What is the answer to that question?
Lack of pacing
Would you believe the answer is “none of those things make a book fail?” Are you wondering what does make a book fail or (to rephrase it positively) what makes it a top-seller?
The answer is cracker-jack public relations and marketing. P.T. Barnum put it best, “Advertising is to a genuine article what manure is to land – it largely increases the product.” In my estimation that is a crass way of saying (in book-ease), let people know you have a book and increase its sales.
Books aren’t the same as selling widgets. You can advertise a widget pretty easily, and consumers caught up in the idea or the sensation or fad will invest their dollars. Readers though are interesting audiences to crack open. An advertisement for a book won’t convince a reader it’s any good. Book advertising will increase brand visibility, and that’s a marketing term we’ll reserve for another article on the subject. Book advertising WON’T give a book CREDIBILITY – book reviews give books credibility.
Credibility convinces readers (especially in the era of self-publishing) that a book is good, mediocre, or bad. Reputable book reviewers’ endorsements of a book will increase interest and hence sales. Readers believe book reviews because reviewers were not paid to review the book – well, most of the time not paid.
With so many self-published books on the market, a new type of PAID book reviewer (e.g., Clarion) has emerged on the market. I’m not a fan of PAID reviews. When an author presents a manuscript with one of these reviews (and as a publisher I know the paid reviewers’ brands), red flags fly. Is this book legitimate? My first thought, and my second thought is a great book should be able to get reviews from credible sources.
Now let’s say the book is great. The author stands behind it, but it’s still self-published (professional efforts in self-publishing aren’t a problem and actually open often-closed doors to new writers); but the author still can’t find an audience. The author doesn’t even know how to get reviews from credible sources. So what happens? A great book goes unread. An unread book without an audience is literally pointless. Isn’t the idea of writing a book to get people to read it? Now sometimes the goal is to get family and friends to read the book – and that’s fine if it’s the actual intent behind it.
New authors who find themselves in the disappointing positions of finding their books ranked on Amazon in the millions (meaning no readership) may give up. They don’t even know where to begin the promotional process. Maybe they even invested $200 in one of those blog tours for authors and found their rankings remain stagnant. Now what?
This news may frustrate those with no money to invest in their books, but it’s the reality all business people face on a daily basis (and it’s very cliché): YOU HAVE TO INVEST MONEY TO MAKE MONEY, which is the essential truth to all business endeavors. And yes authors, the minute you put the word “author” behind your name you are officially a businessperson (you just might not have realized it).

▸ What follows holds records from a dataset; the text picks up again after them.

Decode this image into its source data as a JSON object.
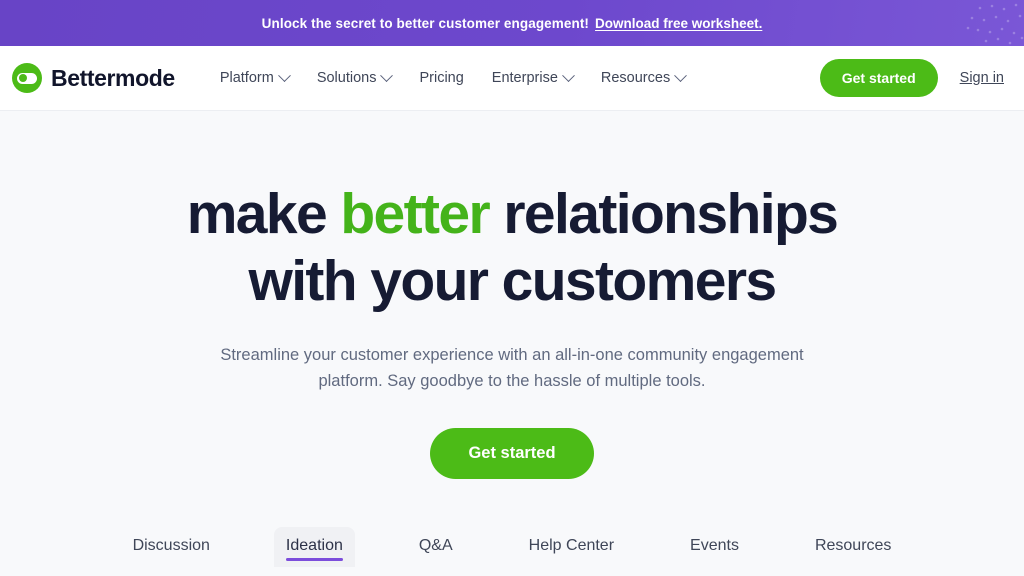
{
  "colors": {
    "banner_purple": "#6a45c8",
    "brand_green": "#4cbb17",
    "headline_green": "#44b31a",
    "headline_navy": "#161b33",
    "hero_background": "#f8f9fb",
    "tab_active_underline": "#7c4ddb"
  },
  "promo_banner": {
    "text": "Unlock the secret to better customer engagement!",
    "link_label": "Download free worksheet.",
    "decoration_icon": "dot-pattern-icon"
  },
  "header": {
    "logo_icon": "bettermode-toggle-logo-icon",
    "brand_name": "Bettermode",
    "nav_items": [
      {
        "label": "Platform",
        "has_dropdown": true
      },
      {
        "label": "Solutions",
        "has_dropdown": true
      },
      {
        "label": "Pricing",
        "has_dropdown": false
      },
      {
        "label": "Enterprise",
        "has_dropdown": true
      },
      {
        "label": "Resources",
        "has_dropdown": true
      }
    ],
    "get_started_label": "Get started",
    "sign_in_label": "Sign in"
  },
  "hero": {
    "title_part1": "make ",
    "title_highlight": "better",
    "title_part2": " relationships",
    "title_line2": "with your customers",
    "subtitle": "Streamline your customer experience with an all-in-one community engagement platform. Say goodbye to the hassle of multiple tools.",
    "cta_label": "Get started"
  },
  "tabs": [
    {
      "label": "Discussion",
      "active": false
    },
    {
      "label": "Ideation",
      "active": true
    },
    {
      "label": "Q&A",
      "active": false
    },
    {
      "label": "Help Center",
      "active": false
    },
    {
      "label": "Events",
      "active": false
    },
    {
      "label": "Resources",
      "active": false
    }
  ]
}
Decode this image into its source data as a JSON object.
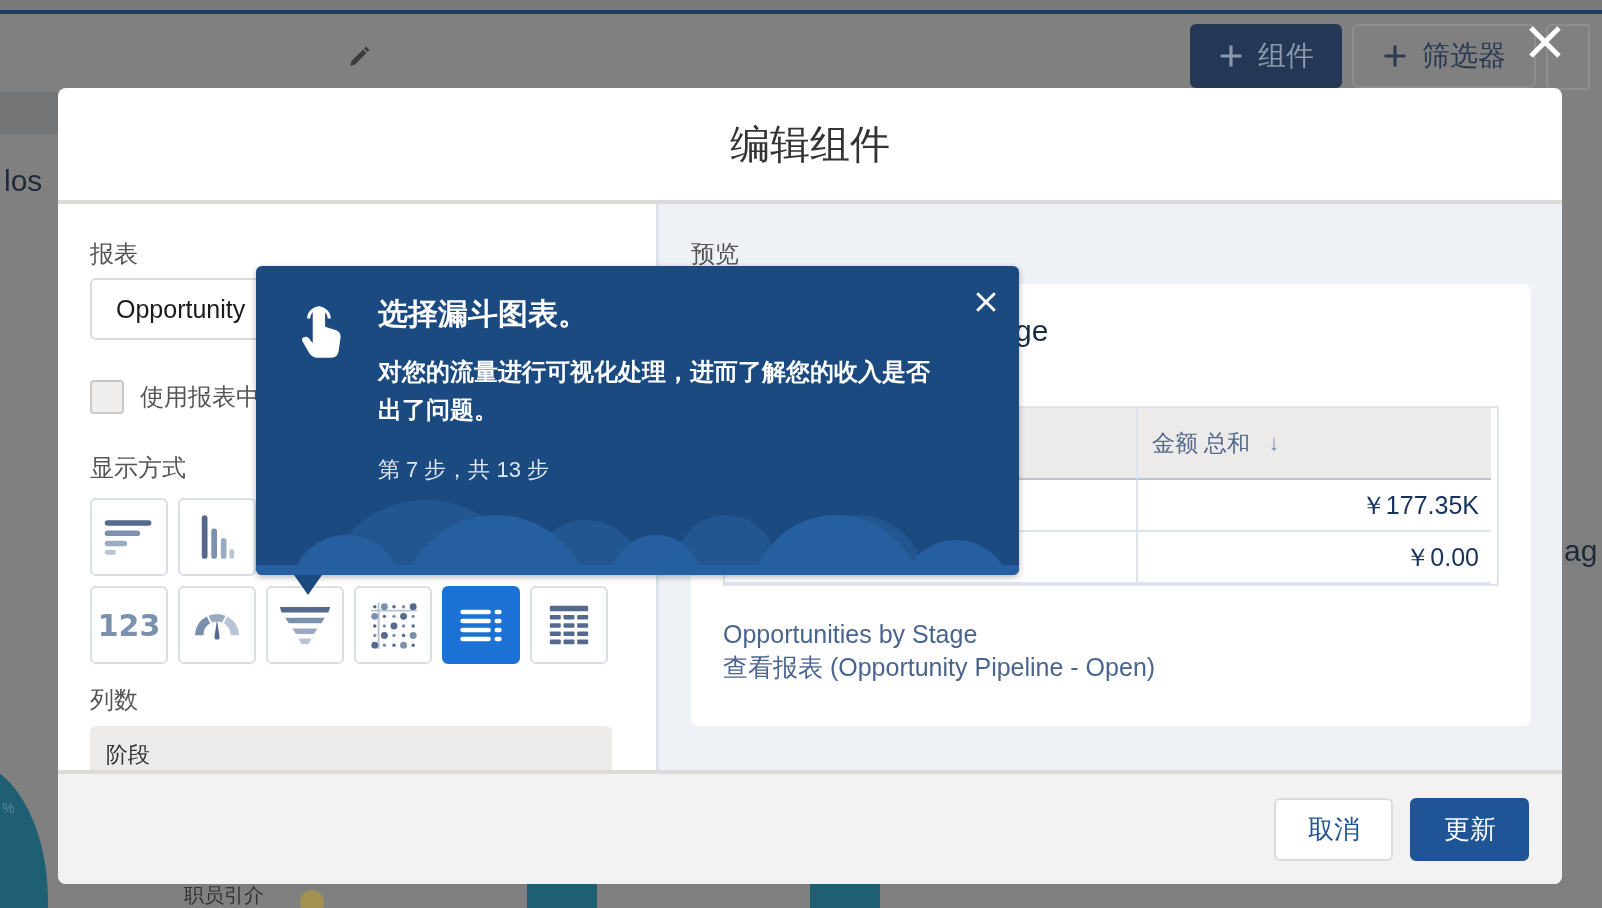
{
  "background": {
    "left_heading": "los",
    "right_heading": "ag",
    "legend_label": "职员引介",
    "percent": "%"
  },
  "toolbar": {
    "buttons": [
      {
        "label": "组件",
        "kind": "primary"
      },
      {
        "label": "筛选器",
        "kind": "neutral"
      }
    ]
  },
  "modal": {
    "title": "编辑组件",
    "report": {
      "label": "报表",
      "value": "Opportunity"
    },
    "checkbox": {
      "label": "使用报表中",
      "checked": false
    },
    "display": {
      "label": "显示方式",
      "types": [
        {
          "kind": "hbar",
          "selected": false
        },
        {
          "kind": "vbar",
          "selected": false
        },
        {
          "kind": "metric",
          "label": "123",
          "selected": false
        },
        {
          "kind": "gauge",
          "selected": false
        },
        {
          "kind": "funnel",
          "selected": false
        },
        {
          "kind": "scatter",
          "selected": false
        },
        {
          "kind": "list",
          "selected": true
        },
        {
          "kind": "table",
          "selected": false
        }
      ]
    },
    "columns": {
      "label": "列数",
      "first": "阶段"
    },
    "preview": {
      "label": "预览",
      "card_title": "ge",
      "table": {
        "header": "金额 总和",
        "sort_icon": "↓",
        "rows": [
          "￥177.35K",
          "￥0.00"
        ]
      },
      "links": [
        "Opportunities by Stage",
        "查看报表 (Opportunity Pipeline - Open)"
      ]
    },
    "buttons": [
      {
        "label": "取消",
        "kind": "neutral"
      },
      {
        "label": "更新",
        "kind": "brand"
      }
    ]
  },
  "popover": {
    "title": "选择漏斗图表。",
    "body": "对您的流量进行可视化处理，进而了解您的收入是否出了问题。",
    "step": "第 7 步，共 13 步"
  }
}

Whether you are published traditionally or use self-publishing or hybrid publishing methods, you will have to promote your book to find an audience. Some books will find an audience easier than others. The best way to find an audience is to use traditional public relations and marketing services. Now you can try on your own, but unless you have the specialized education and knowledge in the area, you will not know where to start or what the industry expects.
Public relations for books is a specialty under a specialty. It means that while a public relations pro can promote products or services, it’s best to find one who knows the book and publishing world. Book media relations for national and regional media (print, broadcast and online) requires knowledge of a massive marketplace – and sometimes in the case of niche books, a niche within a niche.

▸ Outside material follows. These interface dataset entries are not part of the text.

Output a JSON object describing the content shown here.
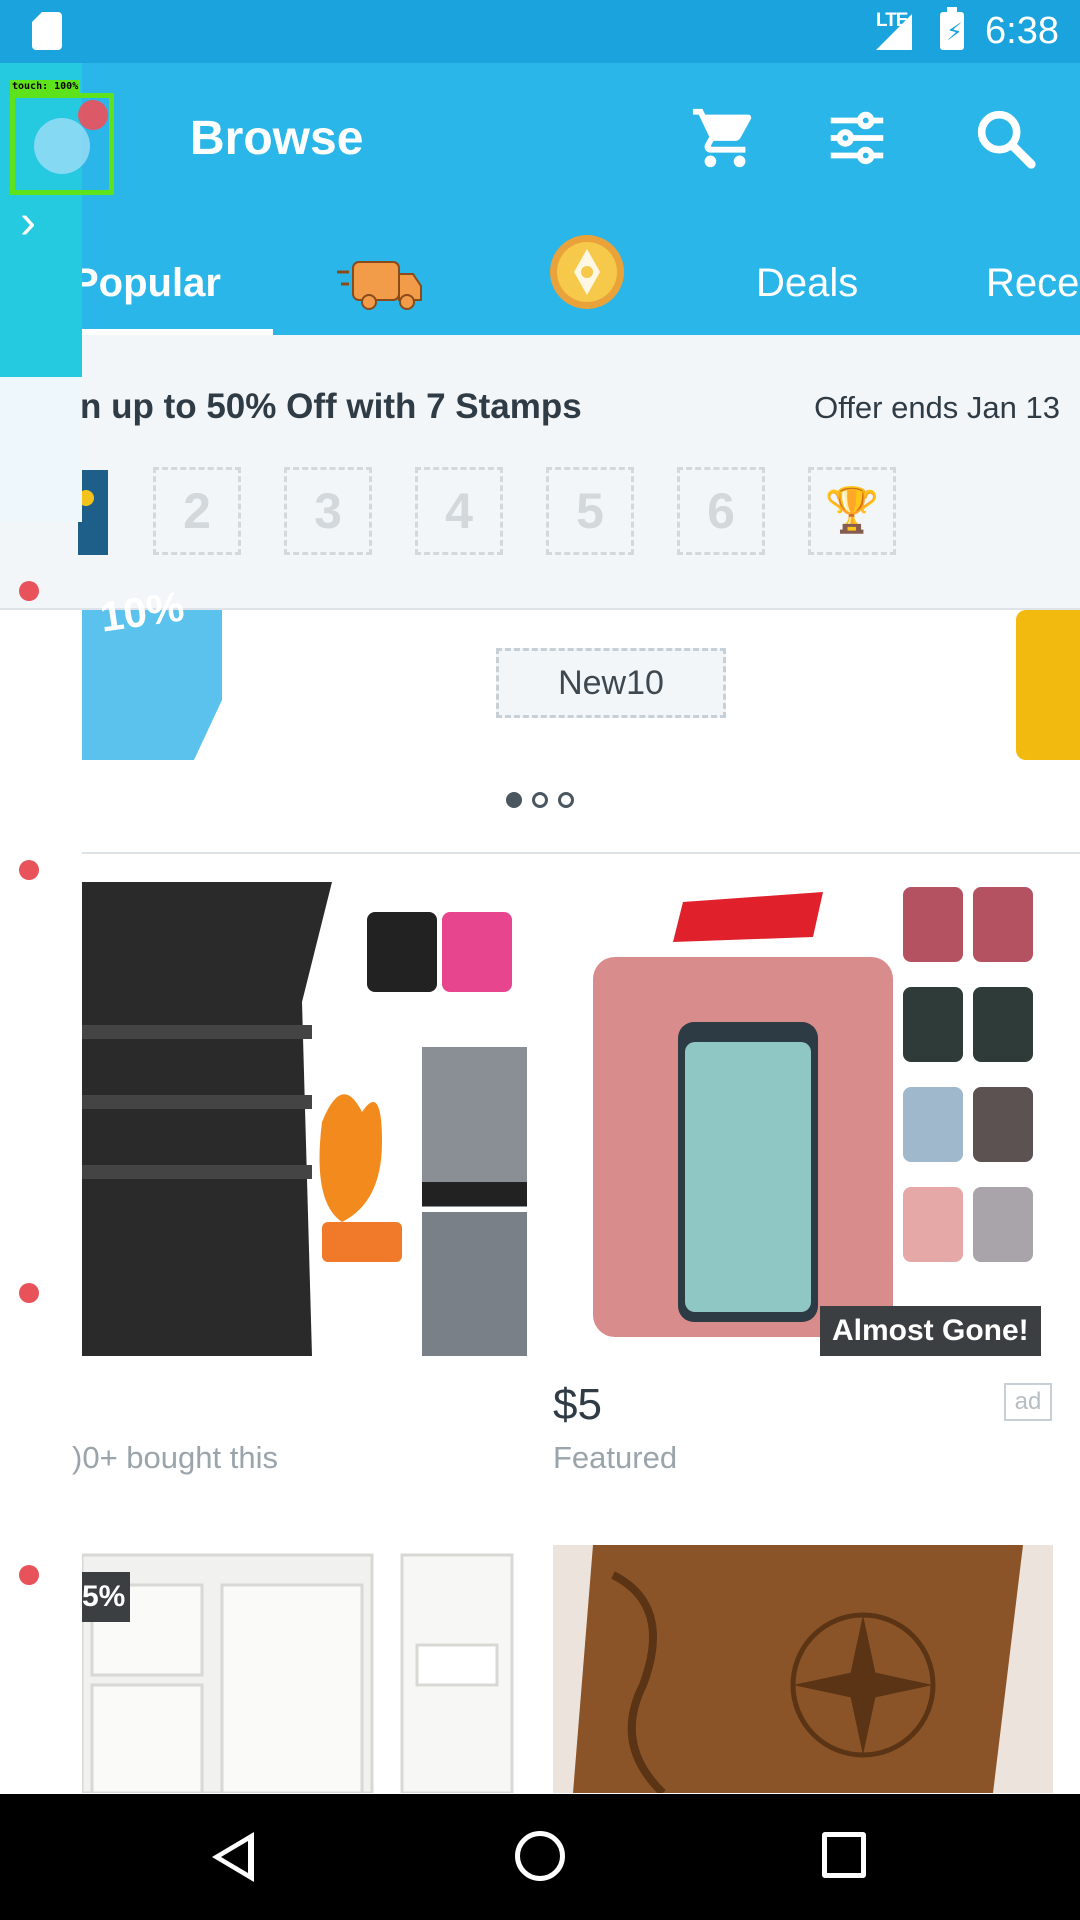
{
  "status_bar": {
    "network": "LTE",
    "time": "6:38"
  },
  "header": {
    "title": "Browse",
    "tabs": [
      {
        "label": "Popular"
      },
      {
        "label": "",
        "icon": "delivery-truck-icon"
      },
      {
        "label": "",
        "icon": "gold-coin-icon"
      },
      {
        "label": "Deals"
      },
      {
        "label": "Rece"
      }
    ]
  },
  "stamps": {
    "title": "n up to 50% Off with 7 Stamps",
    "offer_end": "Offer ends Jan 13",
    "slots": [
      "2",
      "3",
      "4",
      "5",
      "6"
    ]
  },
  "promo": {
    "discount": "10%",
    "code": "New10",
    "page_count": 3,
    "current_page": 1
  },
  "products": [
    {
      "meta": ")0+ bought this"
    },
    {
      "badge": "Almost Gone!",
      "price": "$5",
      "ad": "ad",
      "meta": "Featured"
    },
    {
      "badge": "5%"
    },
    {}
  ],
  "debug": {
    "touch_label": "touch: 100%"
  },
  "colors": {
    "status_bar": "#1aa3dc",
    "app_bar": "#2ab6e8",
    "stamp_bg": "#f3f6f8",
    "text_dark": "#2f3b45",
    "text_muted": "#9aa4ab"
  }
}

One article cannot possibly break down this profession into pieces to be easily digested by the average author. After all public relations is a degree program offered in higher education. Book public relations is also a specialty one learns in a crash-course called “doing it” or we could call it a “process of discovery”.
What is amazing: one well-placed professional book review can ignite sales in a big way. Two, three, four or even five reviews can create what is called the “snowball effect” or “momentum”. Imagine if you will the snowball picking up more and more speed and getting bigger and bigger as it rolls downhill. When multiple reviewers praise a book the outcome can be bigger and bigger sales – and ultimately an Amazon book that cracks the top 10.
Are you an author? Is your book selling? Do you even have legitimate reviews? Would you like to get featured on national TV shows or magazines? Would you like to be reviewed by the Critic’s Circle or Fresh Fiction or the Author’s Show? Would you love to see a no. #1 ranking next to your book’s name on Amazon? If you’ve answered “yes” to any of these questions, 3L Publishing can do all of those things – and we’ve done it many times over for authors and writers.
Contact us today for your consultation at 916-300-8012. Ask for Michelle Gamble or Scott D. Roberts by sending an email to info@3LPublishing.com. We are also holding a workshop titled “How to Write a Media Kit” for books. For more information, please log onto www.3LPublishing.com.